___ SOURCE RECORDS ___

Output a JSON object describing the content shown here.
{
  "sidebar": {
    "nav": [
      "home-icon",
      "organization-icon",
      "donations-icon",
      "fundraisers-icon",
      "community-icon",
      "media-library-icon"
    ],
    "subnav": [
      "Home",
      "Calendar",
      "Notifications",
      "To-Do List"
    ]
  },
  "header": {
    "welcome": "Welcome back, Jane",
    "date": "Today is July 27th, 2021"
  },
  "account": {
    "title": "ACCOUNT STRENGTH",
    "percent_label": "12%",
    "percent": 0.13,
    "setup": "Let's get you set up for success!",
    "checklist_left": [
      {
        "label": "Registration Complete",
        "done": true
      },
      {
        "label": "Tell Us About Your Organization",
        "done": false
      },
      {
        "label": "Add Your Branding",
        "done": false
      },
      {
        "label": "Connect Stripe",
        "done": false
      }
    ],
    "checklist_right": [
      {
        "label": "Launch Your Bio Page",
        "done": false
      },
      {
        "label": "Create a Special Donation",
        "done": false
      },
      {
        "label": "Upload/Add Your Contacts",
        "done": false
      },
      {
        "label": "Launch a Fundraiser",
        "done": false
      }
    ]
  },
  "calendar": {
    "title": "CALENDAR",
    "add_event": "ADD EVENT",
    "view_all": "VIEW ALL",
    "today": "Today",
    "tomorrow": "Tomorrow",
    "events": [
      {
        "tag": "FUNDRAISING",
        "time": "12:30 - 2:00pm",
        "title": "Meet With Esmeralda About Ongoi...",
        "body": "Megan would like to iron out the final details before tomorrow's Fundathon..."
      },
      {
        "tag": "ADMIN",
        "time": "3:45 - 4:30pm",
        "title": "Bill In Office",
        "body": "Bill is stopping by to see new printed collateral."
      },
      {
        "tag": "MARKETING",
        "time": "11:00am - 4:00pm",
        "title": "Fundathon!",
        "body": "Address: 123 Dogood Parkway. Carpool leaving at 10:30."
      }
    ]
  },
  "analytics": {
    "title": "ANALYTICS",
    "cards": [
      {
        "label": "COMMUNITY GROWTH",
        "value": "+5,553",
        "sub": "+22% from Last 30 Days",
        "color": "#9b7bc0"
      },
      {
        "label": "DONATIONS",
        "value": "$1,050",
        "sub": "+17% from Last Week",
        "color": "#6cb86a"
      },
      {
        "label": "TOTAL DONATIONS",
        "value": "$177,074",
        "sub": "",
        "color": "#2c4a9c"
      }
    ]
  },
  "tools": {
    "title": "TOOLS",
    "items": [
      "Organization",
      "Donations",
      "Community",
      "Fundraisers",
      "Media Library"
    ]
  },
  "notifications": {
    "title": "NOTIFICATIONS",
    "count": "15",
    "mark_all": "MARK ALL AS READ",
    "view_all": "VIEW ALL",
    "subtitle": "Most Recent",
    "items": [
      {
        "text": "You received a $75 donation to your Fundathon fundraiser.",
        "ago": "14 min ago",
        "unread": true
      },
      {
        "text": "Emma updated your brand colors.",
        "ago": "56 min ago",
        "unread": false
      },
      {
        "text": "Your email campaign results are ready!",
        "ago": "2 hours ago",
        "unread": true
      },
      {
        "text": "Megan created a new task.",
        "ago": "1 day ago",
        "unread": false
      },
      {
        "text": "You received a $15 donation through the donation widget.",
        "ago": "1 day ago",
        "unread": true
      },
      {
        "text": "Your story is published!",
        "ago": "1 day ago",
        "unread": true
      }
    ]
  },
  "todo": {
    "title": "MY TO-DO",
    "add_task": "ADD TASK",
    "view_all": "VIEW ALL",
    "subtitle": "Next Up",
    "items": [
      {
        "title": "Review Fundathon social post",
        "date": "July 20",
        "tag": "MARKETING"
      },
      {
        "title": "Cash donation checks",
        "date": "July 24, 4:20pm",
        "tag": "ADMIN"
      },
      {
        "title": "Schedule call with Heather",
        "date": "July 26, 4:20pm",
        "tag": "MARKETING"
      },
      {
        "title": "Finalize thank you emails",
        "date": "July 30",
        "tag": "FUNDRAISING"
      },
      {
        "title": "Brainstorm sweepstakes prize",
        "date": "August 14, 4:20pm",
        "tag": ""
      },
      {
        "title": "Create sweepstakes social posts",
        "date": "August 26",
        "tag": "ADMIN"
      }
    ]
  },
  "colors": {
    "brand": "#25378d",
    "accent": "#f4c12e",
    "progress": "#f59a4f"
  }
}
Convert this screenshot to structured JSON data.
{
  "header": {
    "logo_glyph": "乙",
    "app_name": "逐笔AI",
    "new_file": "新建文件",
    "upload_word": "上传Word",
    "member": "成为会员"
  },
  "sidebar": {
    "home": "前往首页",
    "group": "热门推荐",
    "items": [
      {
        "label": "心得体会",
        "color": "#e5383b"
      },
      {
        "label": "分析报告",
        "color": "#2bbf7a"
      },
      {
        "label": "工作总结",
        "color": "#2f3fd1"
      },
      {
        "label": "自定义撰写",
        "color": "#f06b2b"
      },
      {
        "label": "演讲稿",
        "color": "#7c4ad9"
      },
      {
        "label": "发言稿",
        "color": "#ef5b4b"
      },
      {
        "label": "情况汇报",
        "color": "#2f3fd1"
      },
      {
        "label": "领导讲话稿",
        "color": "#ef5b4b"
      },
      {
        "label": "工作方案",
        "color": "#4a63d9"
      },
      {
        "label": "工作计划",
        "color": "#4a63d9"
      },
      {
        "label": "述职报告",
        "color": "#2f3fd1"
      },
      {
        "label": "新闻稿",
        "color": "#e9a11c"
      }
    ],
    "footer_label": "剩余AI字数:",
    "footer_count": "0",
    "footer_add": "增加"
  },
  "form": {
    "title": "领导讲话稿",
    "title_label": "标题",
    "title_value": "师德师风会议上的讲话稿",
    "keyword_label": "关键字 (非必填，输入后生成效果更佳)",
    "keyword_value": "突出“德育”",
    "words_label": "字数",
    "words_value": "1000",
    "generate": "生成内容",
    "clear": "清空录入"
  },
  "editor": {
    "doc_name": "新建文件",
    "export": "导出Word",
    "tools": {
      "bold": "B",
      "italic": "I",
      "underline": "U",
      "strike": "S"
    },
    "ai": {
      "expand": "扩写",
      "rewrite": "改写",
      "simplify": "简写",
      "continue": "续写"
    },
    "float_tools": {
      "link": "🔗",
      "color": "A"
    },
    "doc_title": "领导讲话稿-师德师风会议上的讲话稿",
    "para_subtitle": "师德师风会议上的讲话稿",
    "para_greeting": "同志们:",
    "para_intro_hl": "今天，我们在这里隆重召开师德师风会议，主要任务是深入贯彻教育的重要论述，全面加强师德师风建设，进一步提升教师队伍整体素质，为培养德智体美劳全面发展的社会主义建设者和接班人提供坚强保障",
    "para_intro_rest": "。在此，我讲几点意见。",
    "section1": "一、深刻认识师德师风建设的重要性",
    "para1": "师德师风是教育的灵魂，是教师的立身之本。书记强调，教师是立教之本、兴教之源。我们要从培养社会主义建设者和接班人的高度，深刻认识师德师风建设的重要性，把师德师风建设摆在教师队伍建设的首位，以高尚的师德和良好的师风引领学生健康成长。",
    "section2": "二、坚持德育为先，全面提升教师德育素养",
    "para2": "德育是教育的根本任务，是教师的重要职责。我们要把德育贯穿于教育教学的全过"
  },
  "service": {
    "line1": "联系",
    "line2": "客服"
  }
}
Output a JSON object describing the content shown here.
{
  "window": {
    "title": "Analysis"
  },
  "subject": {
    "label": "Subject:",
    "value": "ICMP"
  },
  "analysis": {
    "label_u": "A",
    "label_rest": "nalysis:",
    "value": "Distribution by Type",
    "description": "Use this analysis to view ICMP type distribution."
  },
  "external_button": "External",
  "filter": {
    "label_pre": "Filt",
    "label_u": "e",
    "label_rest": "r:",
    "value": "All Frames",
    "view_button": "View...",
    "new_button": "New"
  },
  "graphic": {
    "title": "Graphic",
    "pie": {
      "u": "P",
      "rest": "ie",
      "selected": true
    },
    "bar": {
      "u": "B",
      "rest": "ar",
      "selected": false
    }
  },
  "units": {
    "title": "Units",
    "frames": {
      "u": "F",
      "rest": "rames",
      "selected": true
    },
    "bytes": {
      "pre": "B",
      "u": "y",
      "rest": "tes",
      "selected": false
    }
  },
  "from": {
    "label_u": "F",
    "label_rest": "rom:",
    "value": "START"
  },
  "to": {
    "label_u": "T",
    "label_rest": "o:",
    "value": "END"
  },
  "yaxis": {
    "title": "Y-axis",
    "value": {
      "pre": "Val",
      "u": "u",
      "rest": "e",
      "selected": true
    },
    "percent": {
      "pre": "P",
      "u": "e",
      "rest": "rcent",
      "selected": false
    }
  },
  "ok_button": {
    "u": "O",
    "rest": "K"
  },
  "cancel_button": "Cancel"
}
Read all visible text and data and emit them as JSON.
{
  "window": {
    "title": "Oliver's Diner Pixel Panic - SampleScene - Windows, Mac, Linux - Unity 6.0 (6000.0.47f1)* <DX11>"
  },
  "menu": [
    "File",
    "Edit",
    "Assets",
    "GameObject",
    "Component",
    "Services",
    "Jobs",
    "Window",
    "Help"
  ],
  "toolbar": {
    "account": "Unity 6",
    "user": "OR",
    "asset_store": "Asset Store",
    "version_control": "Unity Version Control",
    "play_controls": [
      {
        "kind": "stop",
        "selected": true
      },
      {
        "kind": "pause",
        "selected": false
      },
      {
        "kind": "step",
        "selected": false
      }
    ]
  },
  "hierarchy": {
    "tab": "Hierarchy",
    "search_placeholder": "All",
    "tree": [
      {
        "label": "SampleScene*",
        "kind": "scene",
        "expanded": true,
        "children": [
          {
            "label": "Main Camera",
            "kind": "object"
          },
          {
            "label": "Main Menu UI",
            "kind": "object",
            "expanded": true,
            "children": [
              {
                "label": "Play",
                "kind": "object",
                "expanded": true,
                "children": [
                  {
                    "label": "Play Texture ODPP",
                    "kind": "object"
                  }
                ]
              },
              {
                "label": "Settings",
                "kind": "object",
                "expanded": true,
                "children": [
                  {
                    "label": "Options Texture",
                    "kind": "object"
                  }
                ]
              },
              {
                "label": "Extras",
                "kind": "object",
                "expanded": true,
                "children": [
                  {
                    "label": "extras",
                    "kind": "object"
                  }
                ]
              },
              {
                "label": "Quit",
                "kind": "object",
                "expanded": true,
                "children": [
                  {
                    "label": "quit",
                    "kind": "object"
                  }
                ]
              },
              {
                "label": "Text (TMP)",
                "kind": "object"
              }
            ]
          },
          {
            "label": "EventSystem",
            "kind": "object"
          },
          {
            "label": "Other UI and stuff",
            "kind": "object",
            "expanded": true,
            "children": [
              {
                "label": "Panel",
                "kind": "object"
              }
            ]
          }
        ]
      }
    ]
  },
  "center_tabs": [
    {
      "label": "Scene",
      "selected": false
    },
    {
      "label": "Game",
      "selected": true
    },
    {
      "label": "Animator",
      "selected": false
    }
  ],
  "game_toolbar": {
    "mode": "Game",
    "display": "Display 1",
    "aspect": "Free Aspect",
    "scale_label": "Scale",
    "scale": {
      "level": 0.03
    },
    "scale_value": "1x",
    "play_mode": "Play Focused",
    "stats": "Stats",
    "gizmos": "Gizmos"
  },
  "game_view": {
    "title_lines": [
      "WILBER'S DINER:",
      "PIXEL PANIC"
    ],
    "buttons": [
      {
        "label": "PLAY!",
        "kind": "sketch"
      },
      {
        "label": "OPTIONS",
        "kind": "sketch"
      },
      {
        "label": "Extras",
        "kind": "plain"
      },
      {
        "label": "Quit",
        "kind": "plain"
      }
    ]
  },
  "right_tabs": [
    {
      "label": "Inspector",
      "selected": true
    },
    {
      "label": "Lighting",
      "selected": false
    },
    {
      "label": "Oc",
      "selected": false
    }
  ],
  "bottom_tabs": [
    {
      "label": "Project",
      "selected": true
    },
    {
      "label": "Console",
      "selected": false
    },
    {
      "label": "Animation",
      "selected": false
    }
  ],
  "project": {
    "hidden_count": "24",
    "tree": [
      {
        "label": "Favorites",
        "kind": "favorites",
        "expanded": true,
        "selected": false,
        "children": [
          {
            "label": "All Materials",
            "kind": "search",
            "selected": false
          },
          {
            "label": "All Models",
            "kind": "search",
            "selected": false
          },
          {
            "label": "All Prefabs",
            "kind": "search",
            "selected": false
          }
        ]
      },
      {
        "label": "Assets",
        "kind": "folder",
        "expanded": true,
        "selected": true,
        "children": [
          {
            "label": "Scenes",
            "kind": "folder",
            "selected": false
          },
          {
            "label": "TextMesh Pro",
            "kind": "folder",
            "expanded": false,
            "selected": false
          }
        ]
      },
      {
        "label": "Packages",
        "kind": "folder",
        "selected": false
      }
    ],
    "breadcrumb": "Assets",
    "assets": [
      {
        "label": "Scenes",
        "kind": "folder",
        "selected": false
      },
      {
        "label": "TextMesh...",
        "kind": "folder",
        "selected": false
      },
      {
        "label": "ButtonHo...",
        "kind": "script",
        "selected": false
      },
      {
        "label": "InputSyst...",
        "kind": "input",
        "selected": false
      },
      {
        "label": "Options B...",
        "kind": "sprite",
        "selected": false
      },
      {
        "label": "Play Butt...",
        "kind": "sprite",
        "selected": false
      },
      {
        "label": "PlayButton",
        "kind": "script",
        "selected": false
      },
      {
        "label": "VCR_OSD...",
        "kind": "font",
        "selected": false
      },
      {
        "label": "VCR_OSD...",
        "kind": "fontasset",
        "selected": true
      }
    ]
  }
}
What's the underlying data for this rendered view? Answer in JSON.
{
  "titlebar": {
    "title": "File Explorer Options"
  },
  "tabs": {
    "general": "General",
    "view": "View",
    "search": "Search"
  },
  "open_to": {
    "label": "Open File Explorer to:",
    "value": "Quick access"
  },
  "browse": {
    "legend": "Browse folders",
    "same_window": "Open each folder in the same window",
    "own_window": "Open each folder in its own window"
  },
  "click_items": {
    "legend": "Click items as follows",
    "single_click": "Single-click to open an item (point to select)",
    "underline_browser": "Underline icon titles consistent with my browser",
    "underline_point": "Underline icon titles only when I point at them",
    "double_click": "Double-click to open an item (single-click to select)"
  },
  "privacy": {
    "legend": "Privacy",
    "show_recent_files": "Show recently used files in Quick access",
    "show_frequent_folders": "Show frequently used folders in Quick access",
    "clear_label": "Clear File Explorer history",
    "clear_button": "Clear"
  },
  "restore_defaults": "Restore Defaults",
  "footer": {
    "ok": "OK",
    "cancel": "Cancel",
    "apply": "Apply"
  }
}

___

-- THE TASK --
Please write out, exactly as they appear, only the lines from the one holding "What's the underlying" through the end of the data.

-- OUTPUT OF THE TASK --
What's the underlying data for this rendered view? Answer in JSON.
{
  "titlebar": {
    "title": "File Explorer Options"
  },
  "tabs": {
    "general": "General",
    "view": "View",
    "search": "Search"
  },
  "open_to": {
    "label": "Open File Explorer to:",
    "value": "Quick access"
  },
  "browse": {
    "legend": "Browse folders",
    "same_window": "Open each folder in the same window",
    "own_window": "Open each folder in its own window"
  },
  "click_items": {
    "legend": "Click items as follows",
    "single_click": "Single-click to open an item (point to select)",
    "underline_browser": "Underline icon titles consistent with my browser",
    "underline_point": "Underline icon titles only when I point at them",
    "double_click": "Double-click to open an item (single-click to select)"
  },
  "privacy": {
    "legend": "Privacy",
    "show_recent_files": "Show recently used files in Quick access",
    "show_frequent_folders": "Show frequently used folders in Quick access",
    "clear_label": "Clear File Explorer history",
    "clear_button": "Clear"
  },
  "restore_defaults": "Restore Defaults",
  "footer": {
    "ok": "OK",
    "cancel": "Cancel",
    "apply": "Apply"
  }
}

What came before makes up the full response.